> **DATA EXTRACTS**
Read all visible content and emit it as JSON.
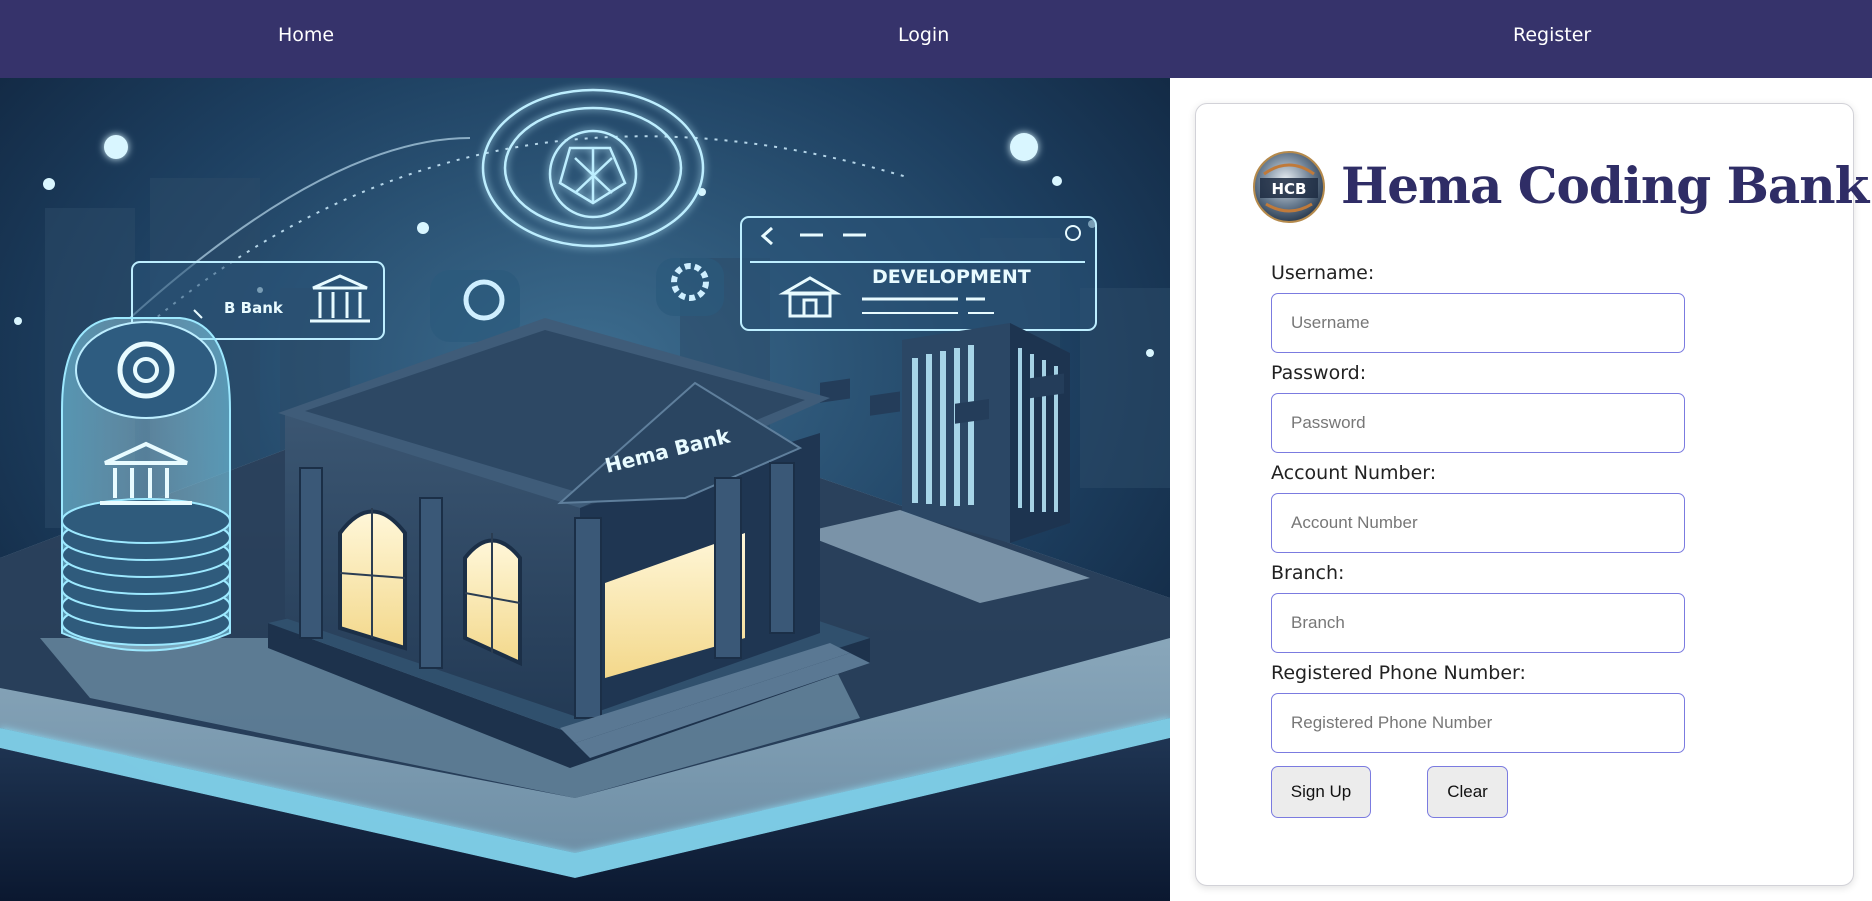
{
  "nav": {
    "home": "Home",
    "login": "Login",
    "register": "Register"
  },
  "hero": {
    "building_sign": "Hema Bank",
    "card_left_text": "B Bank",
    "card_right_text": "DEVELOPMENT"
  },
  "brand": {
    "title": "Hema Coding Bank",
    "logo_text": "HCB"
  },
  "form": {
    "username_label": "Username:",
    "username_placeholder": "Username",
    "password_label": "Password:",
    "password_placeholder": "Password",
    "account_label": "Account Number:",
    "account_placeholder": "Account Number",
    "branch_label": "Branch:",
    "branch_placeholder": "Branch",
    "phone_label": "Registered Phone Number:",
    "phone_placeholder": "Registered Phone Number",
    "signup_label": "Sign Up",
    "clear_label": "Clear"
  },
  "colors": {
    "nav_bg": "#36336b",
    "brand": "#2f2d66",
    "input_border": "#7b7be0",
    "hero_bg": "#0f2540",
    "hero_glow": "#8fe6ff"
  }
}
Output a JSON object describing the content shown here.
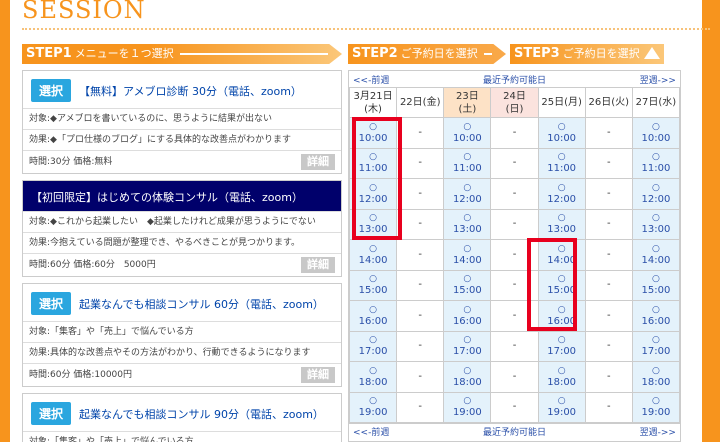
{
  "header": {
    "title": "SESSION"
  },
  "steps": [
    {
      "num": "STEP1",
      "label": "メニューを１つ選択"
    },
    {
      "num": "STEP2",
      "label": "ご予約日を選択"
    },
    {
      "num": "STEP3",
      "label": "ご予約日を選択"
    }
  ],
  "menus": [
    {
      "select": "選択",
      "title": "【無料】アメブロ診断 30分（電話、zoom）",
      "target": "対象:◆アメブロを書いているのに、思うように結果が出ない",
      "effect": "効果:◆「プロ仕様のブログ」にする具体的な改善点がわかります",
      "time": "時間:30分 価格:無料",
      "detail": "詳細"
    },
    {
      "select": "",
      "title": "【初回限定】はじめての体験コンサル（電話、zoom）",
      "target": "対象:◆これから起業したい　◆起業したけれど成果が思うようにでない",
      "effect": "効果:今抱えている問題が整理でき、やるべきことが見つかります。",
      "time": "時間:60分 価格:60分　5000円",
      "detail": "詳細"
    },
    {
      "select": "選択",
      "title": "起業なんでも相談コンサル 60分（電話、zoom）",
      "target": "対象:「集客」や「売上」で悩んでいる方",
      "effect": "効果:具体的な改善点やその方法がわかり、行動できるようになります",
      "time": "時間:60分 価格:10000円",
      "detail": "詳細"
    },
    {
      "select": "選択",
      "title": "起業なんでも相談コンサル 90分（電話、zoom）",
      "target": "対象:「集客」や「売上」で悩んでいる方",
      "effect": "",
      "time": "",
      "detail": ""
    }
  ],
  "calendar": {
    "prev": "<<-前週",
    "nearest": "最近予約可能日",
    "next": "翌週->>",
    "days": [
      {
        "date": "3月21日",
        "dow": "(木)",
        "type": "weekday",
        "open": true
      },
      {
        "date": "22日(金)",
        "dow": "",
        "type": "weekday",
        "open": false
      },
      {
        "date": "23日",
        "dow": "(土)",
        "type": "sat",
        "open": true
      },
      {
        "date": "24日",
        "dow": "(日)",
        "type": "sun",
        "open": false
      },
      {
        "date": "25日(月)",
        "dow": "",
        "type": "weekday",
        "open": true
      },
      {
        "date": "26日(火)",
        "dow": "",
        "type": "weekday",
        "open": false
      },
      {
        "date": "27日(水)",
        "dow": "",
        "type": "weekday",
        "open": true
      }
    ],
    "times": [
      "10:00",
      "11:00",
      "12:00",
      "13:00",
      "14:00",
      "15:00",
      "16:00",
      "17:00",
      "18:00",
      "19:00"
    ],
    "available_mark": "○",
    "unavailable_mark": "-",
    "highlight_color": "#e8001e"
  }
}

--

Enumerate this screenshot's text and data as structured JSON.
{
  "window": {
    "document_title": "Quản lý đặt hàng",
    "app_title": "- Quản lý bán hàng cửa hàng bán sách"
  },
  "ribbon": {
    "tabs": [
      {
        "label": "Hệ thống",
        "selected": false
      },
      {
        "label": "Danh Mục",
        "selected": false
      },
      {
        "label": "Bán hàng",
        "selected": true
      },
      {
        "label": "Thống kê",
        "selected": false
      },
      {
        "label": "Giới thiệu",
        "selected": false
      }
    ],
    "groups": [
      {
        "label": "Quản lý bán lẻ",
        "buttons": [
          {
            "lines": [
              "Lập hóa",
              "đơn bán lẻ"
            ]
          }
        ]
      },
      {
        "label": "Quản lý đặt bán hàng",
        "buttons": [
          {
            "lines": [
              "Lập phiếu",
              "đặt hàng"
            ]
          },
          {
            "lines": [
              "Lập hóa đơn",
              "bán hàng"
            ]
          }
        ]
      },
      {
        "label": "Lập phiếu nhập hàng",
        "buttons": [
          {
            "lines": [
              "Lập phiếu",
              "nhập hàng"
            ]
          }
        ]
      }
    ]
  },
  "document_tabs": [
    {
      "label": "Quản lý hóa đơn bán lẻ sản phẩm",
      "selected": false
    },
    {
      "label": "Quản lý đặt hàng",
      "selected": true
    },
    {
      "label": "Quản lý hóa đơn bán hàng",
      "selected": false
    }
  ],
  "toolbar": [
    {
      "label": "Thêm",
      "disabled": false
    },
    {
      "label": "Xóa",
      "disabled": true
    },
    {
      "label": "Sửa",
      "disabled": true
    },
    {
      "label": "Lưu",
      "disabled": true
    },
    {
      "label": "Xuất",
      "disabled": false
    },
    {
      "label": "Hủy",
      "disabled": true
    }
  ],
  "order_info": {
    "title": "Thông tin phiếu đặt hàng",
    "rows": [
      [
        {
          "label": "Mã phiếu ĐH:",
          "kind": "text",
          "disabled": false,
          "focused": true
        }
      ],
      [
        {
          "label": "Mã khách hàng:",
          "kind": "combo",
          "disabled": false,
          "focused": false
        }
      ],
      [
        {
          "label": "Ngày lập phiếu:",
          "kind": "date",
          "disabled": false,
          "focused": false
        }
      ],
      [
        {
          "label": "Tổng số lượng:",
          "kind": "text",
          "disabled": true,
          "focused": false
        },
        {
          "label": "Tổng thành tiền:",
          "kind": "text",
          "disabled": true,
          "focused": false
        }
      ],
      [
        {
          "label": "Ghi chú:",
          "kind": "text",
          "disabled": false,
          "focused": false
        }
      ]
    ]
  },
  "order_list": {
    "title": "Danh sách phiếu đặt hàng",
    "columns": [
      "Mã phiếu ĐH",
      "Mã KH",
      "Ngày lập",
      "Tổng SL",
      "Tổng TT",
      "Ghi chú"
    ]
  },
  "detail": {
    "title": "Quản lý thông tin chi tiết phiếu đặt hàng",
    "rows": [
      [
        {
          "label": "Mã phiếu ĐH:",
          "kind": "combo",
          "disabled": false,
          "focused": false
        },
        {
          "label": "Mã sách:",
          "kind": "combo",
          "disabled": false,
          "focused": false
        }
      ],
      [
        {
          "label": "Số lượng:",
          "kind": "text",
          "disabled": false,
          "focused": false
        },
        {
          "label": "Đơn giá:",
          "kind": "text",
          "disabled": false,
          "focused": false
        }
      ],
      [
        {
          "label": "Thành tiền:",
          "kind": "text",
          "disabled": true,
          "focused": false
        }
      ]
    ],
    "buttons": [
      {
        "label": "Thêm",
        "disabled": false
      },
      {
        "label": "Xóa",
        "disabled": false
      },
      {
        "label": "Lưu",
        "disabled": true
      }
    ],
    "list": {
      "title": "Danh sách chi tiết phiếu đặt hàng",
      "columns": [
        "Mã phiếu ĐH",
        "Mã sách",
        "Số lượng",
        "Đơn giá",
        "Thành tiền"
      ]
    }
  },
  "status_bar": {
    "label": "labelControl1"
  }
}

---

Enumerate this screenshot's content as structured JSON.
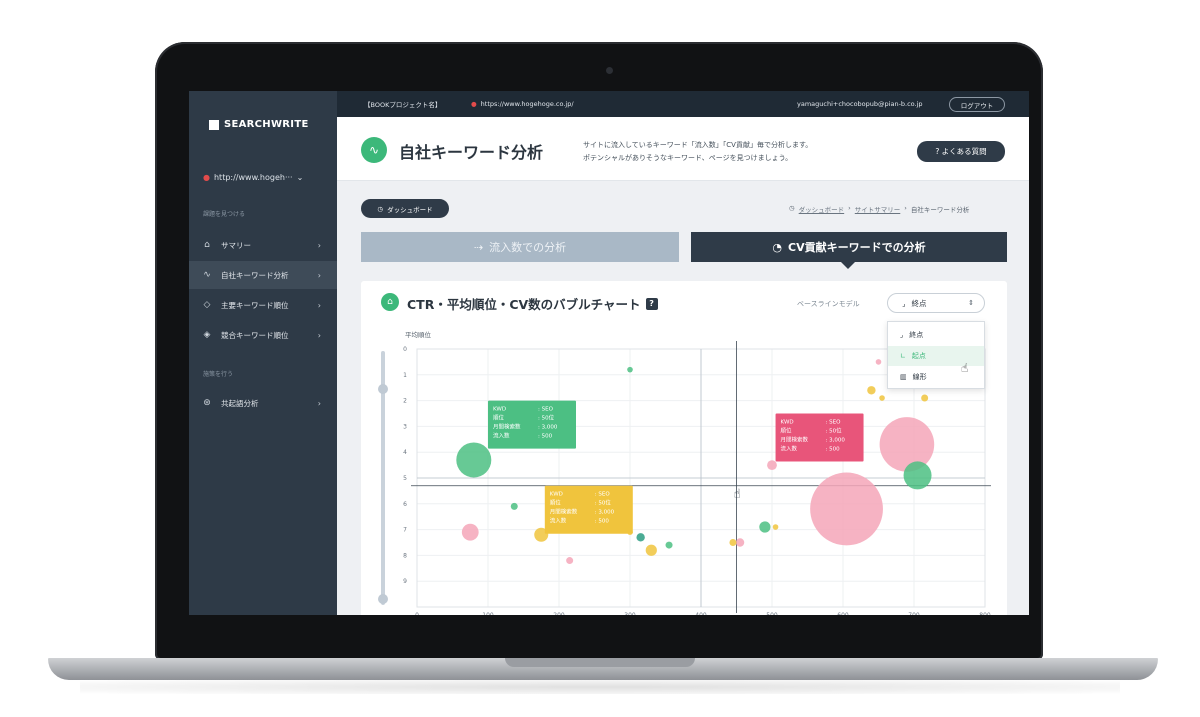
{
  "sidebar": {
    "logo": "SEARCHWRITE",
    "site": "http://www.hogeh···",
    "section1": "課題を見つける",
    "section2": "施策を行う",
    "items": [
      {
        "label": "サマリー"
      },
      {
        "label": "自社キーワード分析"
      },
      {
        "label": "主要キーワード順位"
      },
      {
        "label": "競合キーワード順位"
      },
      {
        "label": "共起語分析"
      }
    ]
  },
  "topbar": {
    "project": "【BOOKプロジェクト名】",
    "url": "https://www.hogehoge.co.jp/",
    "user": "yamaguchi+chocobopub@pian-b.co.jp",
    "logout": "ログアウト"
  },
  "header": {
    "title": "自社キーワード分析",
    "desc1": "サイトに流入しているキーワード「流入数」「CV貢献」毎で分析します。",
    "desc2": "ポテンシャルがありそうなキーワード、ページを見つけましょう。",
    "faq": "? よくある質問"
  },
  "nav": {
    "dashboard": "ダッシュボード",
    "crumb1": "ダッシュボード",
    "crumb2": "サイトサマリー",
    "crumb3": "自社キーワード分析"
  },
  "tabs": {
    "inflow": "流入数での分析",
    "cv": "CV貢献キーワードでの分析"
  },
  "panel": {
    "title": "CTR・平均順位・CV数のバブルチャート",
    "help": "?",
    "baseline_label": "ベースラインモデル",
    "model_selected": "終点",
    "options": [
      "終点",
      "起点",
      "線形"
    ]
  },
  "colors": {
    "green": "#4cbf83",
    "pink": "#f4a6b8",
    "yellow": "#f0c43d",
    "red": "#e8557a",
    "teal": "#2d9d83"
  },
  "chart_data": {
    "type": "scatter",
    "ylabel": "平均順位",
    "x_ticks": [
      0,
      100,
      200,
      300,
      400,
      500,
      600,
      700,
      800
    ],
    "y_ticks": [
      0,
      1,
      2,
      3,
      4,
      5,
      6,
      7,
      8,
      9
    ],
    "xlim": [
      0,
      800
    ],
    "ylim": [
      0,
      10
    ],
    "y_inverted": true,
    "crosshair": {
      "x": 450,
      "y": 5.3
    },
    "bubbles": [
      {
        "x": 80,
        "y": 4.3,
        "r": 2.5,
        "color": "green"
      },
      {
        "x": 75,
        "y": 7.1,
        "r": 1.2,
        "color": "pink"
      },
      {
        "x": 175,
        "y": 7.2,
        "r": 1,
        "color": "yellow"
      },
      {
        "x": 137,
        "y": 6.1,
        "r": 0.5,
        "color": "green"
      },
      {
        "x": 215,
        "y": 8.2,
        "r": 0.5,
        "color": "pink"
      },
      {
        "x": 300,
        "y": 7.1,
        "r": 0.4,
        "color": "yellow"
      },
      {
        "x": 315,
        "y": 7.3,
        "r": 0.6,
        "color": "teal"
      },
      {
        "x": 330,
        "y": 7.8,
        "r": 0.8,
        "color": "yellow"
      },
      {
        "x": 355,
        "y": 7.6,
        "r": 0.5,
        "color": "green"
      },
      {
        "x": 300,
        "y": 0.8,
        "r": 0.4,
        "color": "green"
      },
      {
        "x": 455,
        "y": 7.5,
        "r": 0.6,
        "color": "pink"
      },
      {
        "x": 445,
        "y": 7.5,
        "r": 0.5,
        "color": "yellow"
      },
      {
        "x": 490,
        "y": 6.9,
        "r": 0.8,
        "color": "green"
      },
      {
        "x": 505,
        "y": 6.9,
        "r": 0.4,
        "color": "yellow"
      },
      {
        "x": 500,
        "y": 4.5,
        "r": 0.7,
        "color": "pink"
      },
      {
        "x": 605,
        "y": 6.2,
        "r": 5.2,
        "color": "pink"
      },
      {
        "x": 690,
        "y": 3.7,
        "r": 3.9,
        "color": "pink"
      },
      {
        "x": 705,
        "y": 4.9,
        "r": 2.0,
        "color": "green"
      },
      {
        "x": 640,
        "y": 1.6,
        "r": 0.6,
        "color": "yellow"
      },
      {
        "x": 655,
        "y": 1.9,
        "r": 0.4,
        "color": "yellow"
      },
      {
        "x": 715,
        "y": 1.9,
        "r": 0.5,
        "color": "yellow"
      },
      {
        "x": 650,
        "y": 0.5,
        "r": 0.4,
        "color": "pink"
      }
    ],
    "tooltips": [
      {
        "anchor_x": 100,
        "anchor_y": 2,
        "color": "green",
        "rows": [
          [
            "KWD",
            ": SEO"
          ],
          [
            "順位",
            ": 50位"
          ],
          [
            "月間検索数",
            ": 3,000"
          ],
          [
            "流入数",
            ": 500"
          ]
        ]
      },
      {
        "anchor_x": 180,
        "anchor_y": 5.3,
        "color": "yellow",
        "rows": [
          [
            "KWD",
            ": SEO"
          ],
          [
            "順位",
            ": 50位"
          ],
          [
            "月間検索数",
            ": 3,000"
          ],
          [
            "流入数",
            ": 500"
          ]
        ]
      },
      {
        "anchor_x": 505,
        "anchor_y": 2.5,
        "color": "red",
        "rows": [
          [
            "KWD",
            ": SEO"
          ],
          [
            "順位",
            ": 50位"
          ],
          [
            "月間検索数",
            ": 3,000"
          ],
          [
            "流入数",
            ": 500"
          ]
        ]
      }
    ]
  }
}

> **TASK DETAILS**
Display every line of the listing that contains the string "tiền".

> **FINAL ANSWER**
          "label": "Tổng thành tiền:",
          "label": "Thành tiền:",
        "Thành tiền"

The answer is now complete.